FULL BODY WORKOUT Apart from the WMCAs, the TA also targets improving the Local Government Engineering Department (LGED), whose task is to oversee subprojects, and its Integrated Water Resources Management Unit (IWRMU). Since the implementation of Phases 1 and 2 of SSWR development projects, LGED has substantially strengthened its capacity through the creation of additional technical posts specifically to provide closer interaction and coordination at the field level. It has increasingly been decentralized, and the TA finds this helpful, in that LGED does not micromanage at the field level, and that beneficiary communities remain responsible for decision making. The establishment of LGEDs IWRMU during the 2nd phase is part of LGEDs decentralization. The IWRMU was envisioned to provide specific support to WMCAs, particularly for system operation and maintenance. It is responsible for the planning, design, operations and maintenance, and monitoring and evaluation of subprojects to harmonize the participatory development process. According to the TAs workplan, LGED and other partner line agencies will provide WMCAs with a multi-dimensional package of support services ranging from direct engineering support and interventions to a suite of agricultural, fisheries, cooperatives extension advice. This would establish closer linkages between WMCAs and partner line agencies. One important agency is the Department of Cooperatives, which is increasingly overwhelmed by the number of WMCAs that need their support. They have little experience in understanding water management cooperatives and lack mobility in the field. This will receive support for institutional strengthening under the Participatory Small Scale Water Resources Project. KEEPING IN SHAPE Bangladeshs rural water sector institutions have their work cut out for them. Key challengesfrom flooding, water shortages, and environmental degradationstill abound, aggravated by inadequate water management infrastructure, limited beneficiary participation, and weak operation and maintenance. Increasing urbanization and expansion of fish production on agricultural land is expected to result in absolute decline of agricultural land by 1.64 million hectares by 2050. Yields will need to increase annually by 20% to compensate for the loss of agricultural land.

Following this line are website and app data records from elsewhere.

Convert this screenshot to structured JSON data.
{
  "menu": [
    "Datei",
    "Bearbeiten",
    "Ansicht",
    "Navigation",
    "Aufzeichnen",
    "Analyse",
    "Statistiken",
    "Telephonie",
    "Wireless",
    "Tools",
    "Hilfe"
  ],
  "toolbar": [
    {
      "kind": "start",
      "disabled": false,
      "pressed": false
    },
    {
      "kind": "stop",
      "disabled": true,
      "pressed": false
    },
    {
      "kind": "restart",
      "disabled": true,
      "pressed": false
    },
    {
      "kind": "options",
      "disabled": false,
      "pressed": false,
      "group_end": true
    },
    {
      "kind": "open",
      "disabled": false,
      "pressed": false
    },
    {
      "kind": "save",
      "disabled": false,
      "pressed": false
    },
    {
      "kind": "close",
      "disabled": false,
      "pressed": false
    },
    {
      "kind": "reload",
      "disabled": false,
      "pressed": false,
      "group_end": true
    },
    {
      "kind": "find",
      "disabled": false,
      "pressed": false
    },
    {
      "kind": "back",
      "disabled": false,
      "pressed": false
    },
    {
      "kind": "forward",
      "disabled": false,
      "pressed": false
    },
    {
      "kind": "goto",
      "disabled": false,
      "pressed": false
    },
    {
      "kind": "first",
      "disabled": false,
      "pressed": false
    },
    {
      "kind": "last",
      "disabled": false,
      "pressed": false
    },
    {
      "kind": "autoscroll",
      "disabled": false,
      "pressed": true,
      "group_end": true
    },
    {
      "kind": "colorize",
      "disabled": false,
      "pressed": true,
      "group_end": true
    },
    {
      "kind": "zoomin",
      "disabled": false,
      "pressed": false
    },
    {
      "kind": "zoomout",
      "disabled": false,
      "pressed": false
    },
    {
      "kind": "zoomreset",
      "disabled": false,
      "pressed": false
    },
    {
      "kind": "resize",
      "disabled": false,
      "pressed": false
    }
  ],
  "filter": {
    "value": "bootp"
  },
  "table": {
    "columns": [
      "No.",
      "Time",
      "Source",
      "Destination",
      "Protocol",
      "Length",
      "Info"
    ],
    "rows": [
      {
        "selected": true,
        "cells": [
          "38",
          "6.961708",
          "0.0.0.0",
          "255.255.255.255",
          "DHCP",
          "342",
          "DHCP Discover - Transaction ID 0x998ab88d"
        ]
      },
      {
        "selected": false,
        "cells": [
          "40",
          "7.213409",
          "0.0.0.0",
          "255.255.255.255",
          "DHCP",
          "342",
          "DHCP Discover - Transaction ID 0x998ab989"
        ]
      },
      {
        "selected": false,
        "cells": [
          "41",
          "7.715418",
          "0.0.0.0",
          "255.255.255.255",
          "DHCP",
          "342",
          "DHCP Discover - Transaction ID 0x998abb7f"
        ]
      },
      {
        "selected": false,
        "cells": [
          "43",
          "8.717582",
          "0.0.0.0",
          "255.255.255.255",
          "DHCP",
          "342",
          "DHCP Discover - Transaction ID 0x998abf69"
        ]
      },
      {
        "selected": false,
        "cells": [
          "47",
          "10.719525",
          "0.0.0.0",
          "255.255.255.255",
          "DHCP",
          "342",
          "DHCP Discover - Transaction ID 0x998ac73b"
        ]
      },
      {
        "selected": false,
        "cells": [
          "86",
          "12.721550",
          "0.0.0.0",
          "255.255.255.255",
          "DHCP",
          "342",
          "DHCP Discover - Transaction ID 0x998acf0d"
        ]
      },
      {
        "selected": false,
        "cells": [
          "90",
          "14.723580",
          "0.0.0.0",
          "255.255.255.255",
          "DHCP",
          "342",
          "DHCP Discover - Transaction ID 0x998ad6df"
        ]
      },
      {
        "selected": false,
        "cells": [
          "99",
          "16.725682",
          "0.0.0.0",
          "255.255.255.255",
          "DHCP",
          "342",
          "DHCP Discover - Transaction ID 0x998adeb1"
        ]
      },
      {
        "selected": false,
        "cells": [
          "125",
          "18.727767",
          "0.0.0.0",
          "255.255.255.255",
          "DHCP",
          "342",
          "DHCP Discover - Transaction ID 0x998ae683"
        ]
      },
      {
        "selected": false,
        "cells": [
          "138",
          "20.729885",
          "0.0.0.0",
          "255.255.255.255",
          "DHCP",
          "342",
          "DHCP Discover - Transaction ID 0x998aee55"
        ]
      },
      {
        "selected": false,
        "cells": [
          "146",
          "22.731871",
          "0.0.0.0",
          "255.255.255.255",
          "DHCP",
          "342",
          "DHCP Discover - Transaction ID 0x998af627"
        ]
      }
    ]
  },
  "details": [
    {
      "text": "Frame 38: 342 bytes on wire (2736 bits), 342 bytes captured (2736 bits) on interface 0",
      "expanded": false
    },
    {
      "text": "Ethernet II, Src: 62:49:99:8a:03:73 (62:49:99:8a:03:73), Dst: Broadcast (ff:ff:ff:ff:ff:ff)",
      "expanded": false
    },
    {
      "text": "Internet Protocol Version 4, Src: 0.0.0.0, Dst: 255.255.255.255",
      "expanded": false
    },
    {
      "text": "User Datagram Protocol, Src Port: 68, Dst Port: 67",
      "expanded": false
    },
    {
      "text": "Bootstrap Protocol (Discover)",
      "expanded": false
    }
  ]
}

Effective water management and equitable access to water are critical for the production base and livelihoods of the rural poor. It is to this end that WMCAs, LGED, the IWRMU, and other partner agencies are doubling efforts in making themselves formidable and robust water sector institutions. RELATED LINKS Bangladesh: Small-scale Water Resources Development Bangladesh: Small-scale Water Resources Development II Bangladesh: Small-scale Water Resources Development III

_______________________________ *This article was first published online at ADB's Water for All website in August 2008: http://www.adb.org/Water/actions/ban/Rural-WaterInstitutions.asp. The Country Water Action series was developed to showcase reforms and good practices in the water sector undertaken by ADBs member countries. It offers a mix of experience and insights from projects funded by ADB and those undertaken directly by civil society, local governments, the private sector, media, and the academe. The Country Water Actions are regularly featured in ADBs Water for All News, which covers water sector developments in the Asia and Pacific region.